Spinal stenosis is a condition due to narrowing of the spinal cord causing nerve pinching which can lead to persistent pain in the buttocks, limping, lack of feeling in the lower extremities, and decreased physical activity.
There are two types of spinal stenosis: lumbar stenosis and cervical stenosis. 75% of cases of spinal stenosis occur in the lumbar spine (low back), which is called lumbar spinal stenosis, and most will affect the sciatic nerve which runs along the back of the leg. When this happens, it is commonly called sciatica. While lumbar spinal stenosis is more common, cervical spinal stenosis is often more dangerous because it involves compression of the spinal cord.

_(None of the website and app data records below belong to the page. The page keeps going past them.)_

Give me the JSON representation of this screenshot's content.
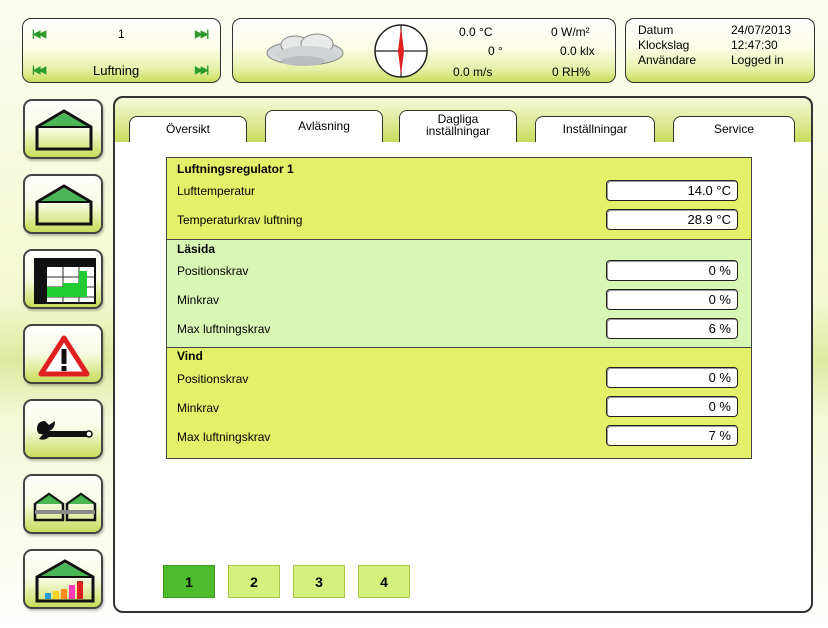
{
  "header": {
    "nav": {
      "top_value": "1",
      "bottom_label": "Luftning"
    },
    "weather": {
      "temperature": "0.0 °C",
      "radiation": "0 W/m²",
      "direction": "0 °",
      "light": "0.0 klx",
      "wind_speed": "0.0 m/s",
      "humidity": "0 RH%"
    },
    "info": {
      "date_label": "Datum",
      "date_value": "24/07/2013",
      "time_label": "Klockslag",
      "time_value": "12:47:30",
      "user_label": "Användare",
      "user_value": "Logged in"
    }
  },
  "tabs": [
    {
      "label": "Översikt"
    },
    {
      "label": "Avläsning"
    },
    {
      "label_line1": "Dagliga",
      "label_line2": "inställningar"
    },
    {
      "label": "Inställningar"
    },
    {
      "label": "Service"
    }
  ],
  "sections": [
    {
      "title": "Luftningsregulator 1",
      "rows": [
        {
          "label": "Lufttemperatur",
          "value": "14.0 °C"
        },
        {
          "label": "Temperaturkrav luftning",
          "value": "28.9 °C"
        }
      ]
    },
    {
      "title": "Läsida",
      "rows": [
        {
          "label": "Positionskrav",
          "value": "0 %"
        },
        {
          "label": "Minkrav",
          "value": "0 %"
        },
        {
          "label": "Max luftningskrav",
          "value": "6 %"
        }
      ]
    },
    {
      "title": "Vind",
      "rows": [
        {
          "label": "Positionskrav",
          "value": "0 %"
        },
        {
          "label": "Minkrav",
          "value": "0 %"
        },
        {
          "label": "Max luftningskrav",
          "value": "7 %"
        }
      ]
    }
  ],
  "pages": [
    {
      "label": "1",
      "active": true
    },
    {
      "label": "2"
    },
    {
      "label": "3"
    },
    {
      "label": "4"
    }
  ],
  "colors": {
    "accent_green": "#c9dc5a",
    "section_yellow": "#e3f06a",
    "section_light_green": "#d9f7b4",
    "page_active": "#4cbc2c",
    "page_inactive": "#d6f07e",
    "alarm_red": "#e02020"
  },
  "sidebar": [
    {
      "icon": "greenhouse-icon"
    },
    {
      "icon": "greenhouse-icon"
    },
    {
      "icon": "chart-grid-icon"
    },
    {
      "icon": "warning-icon"
    },
    {
      "icon": "wrench-icon"
    },
    {
      "icon": "greenhouse-connection-icon"
    },
    {
      "icon": "greenhouse-chart-icon"
    }
  ]
}
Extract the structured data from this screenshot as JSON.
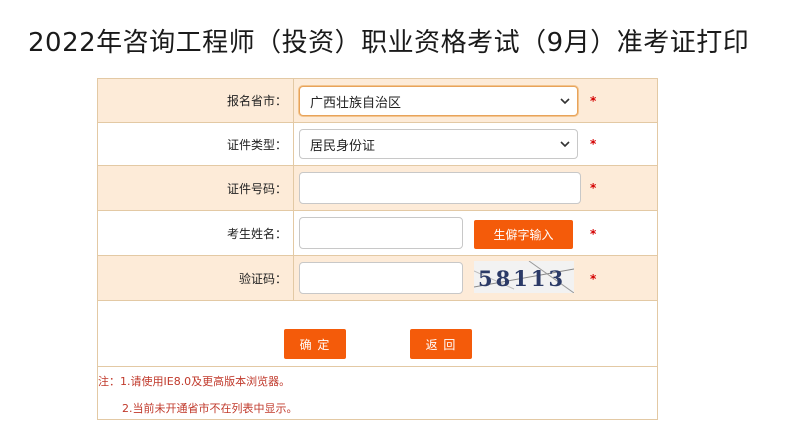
{
  "page": {
    "title": "2022年咨询工程师（投资）职业资格考试（9月）准考证打印"
  },
  "form": {
    "fields": {
      "province": {
        "label": "报名省市：",
        "value": "广西壮族自治区"
      },
      "id_type": {
        "label": "证件类型：",
        "value": "居民身份证"
      },
      "id_number": {
        "label": "证件号码：",
        "value": ""
      },
      "name": {
        "label": "考生姓名：",
        "value": "",
        "rare_char_button": "生僻字输入"
      },
      "captcha": {
        "label": "验证码：",
        "value": "",
        "image_text": "58113"
      }
    },
    "required_mark": "*",
    "buttons": {
      "confirm": "确 定",
      "back": "返 回"
    }
  },
  "notes": {
    "line1": "注：1.请使用IE8.0及更高版本浏览器。",
    "line2": "2.当前未开通省市不在列表中显示。"
  },
  "colors": {
    "accent": "#f45b0a",
    "row_alt": "#fdebd8",
    "border": "#e3c9a4",
    "note_text": "#c0392b",
    "required": "#d40000"
  }
}
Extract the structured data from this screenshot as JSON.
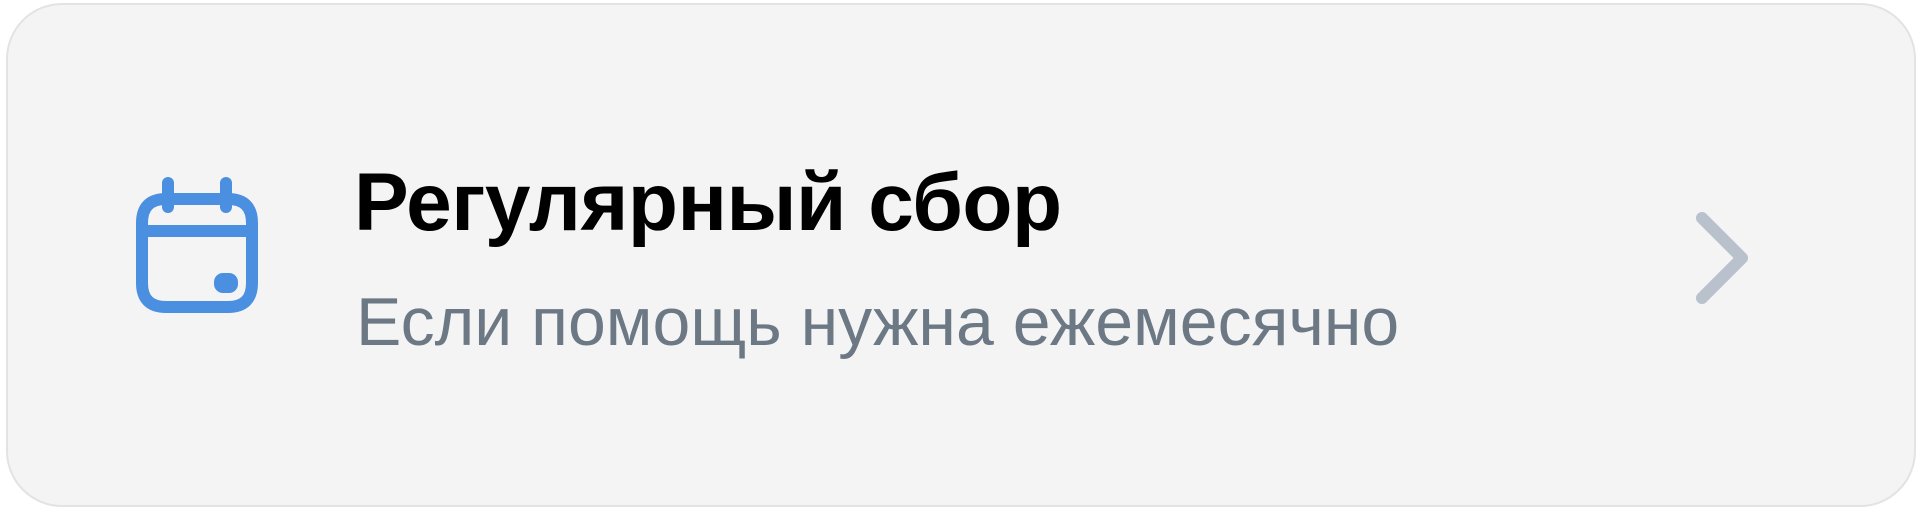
{
  "card": {
    "title": "Регулярный сбор",
    "subtitle": "Если помощь нужна ежемесячно",
    "icon": "calendar-icon",
    "trailing_icon": "chevron-right-icon"
  },
  "colors": {
    "background": "#f4f4f5",
    "border": "#e3e3e6",
    "title": "#000000",
    "subtitle": "#6d7885",
    "icon_accent": "#4a8fe0",
    "chevron": "#b8c1cc"
  }
}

- In lumbar stenosis, the spinal nerve roots in the lower back are compressed; this can produce tingling, weakness, or numbness that radiates from the low back and into the buttocks and legs – especially with activity.

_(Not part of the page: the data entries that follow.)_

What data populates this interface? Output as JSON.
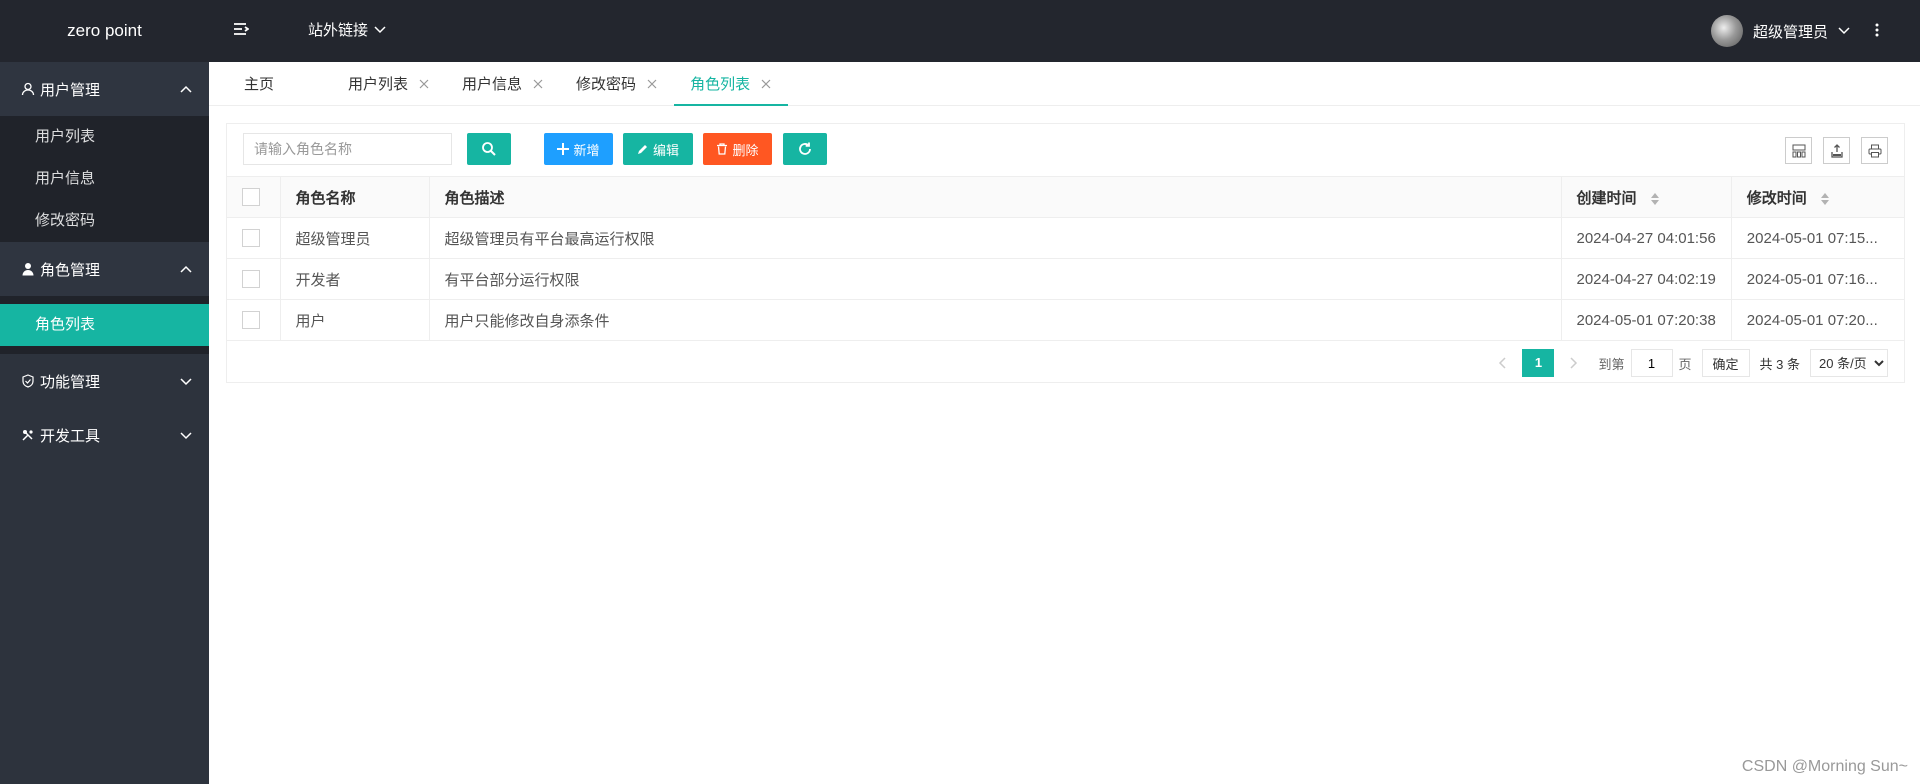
{
  "header": {
    "logo": "zero point",
    "external_links": "站外链接",
    "user_name": "超级管理员"
  },
  "sidebar": {
    "groups": [
      {
        "label": "用户管理",
        "icon": "user-icon",
        "expanded": true,
        "items": [
          "用户列表",
          "用户信息",
          "修改密码"
        ]
      },
      {
        "label": "角色管理",
        "icon": "person-icon",
        "expanded": true,
        "items": [
          "角色列表"
        ],
        "active_item": "角色列表"
      },
      {
        "label": "功能管理",
        "icon": "shield-icon",
        "expanded": false
      },
      {
        "label": "开发工具",
        "icon": "tools-icon",
        "expanded": false
      }
    ]
  },
  "tabs": [
    {
      "label": "主页",
      "closable": false
    },
    {
      "label": "用户列表",
      "closable": true
    },
    {
      "label": "用户信息",
      "closable": true
    },
    {
      "label": "修改密码",
      "closable": true
    },
    {
      "label": "角色列表",
      "closable": true,
      "active": true
    }
  ],
  "toolbar": {
    "search_placeholder": "请输入角色名称",
    "add_label": "新增",
    "edit_label": "编辑",
    "delete_label": "删除"
  },
  "table": {
    "columns": [
      "角色名称",
      "角色描述",
      "创建时间",
      "修改时间"
    ],
    "rows": [
      {
        "name": "超级管理员",
        "desc": "超级管理员有平台最高运行权限",
        "created": "2024-04-27 04:01:56",
        "modified": "2024-05-01 07:15..."
      },
      {
        "name": "开发者",
        "desc": "有平台部分运行权限",
        "created": "2024-04-27 04:02:19",
        "modified": "2024-05-01 07:16..."
      },
      {
        "name": "用户",
        "desc": "用户只能修改自身添条件",
        "created": "2024-05-01 07:20:38",
        "modified": "2024-05-01 07:20..."
      }
    ]
  },
  "pagination": {
    "current_page": "1",
    "goto_label": "到第",
    "page_input_value": "1",
    "page_suffix": "页",
    "confirm_label": "确定",
    "total_label": "共 3 条",
    "page_size_label": "20 条/页"
  },
  "watermark": "CSDN @Morning Sun~",
  "colors": {
    "header_bg": "#23262e",
    "sidebar_bg": "#2d333d",
    "accent": "#16b5a2",
    "blue": "#1e9fff",
    "danger": "#ff5722"
  }
}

- Spinal stenosis pain in the neck (cervical spinal stenosis) can be far more dangerous by compressing the spinal cord. It can lead to major body weakness or even paralysis.
Virtually the entire adult population faces degenerative stenosis because it is a result of the natural process of aging. It is a degenerative narrowing of the spinal canal that results in compression of spinal nerves and nerve roots, causing myriad symptoms including lower back pain and lower extremity pain.
Congenital lumbar stenosis is relatively rare and usually presents at an early age, often between 30 and 40. It is a puzzling condition that can’t be predicted or prevented.
- MRI scan or CT scans
- X-Rays to detect the growth of bone spurs
- Physical Exam
Treatment will usually involve exhausting all conservative treatment approaches first, using a combination of rest, support devices, physical therapy, and pain medications. If pain continues, a surgical procedure may be pursued.
If you suffer from back or neck pain, contact Dr. Wesley Johnson for a consultation. He can help you get to the root of the problem and work to find the best solution for you.
Read more online at: http://www.nlm.nih.gov/medlineplus/spinalstenosis.html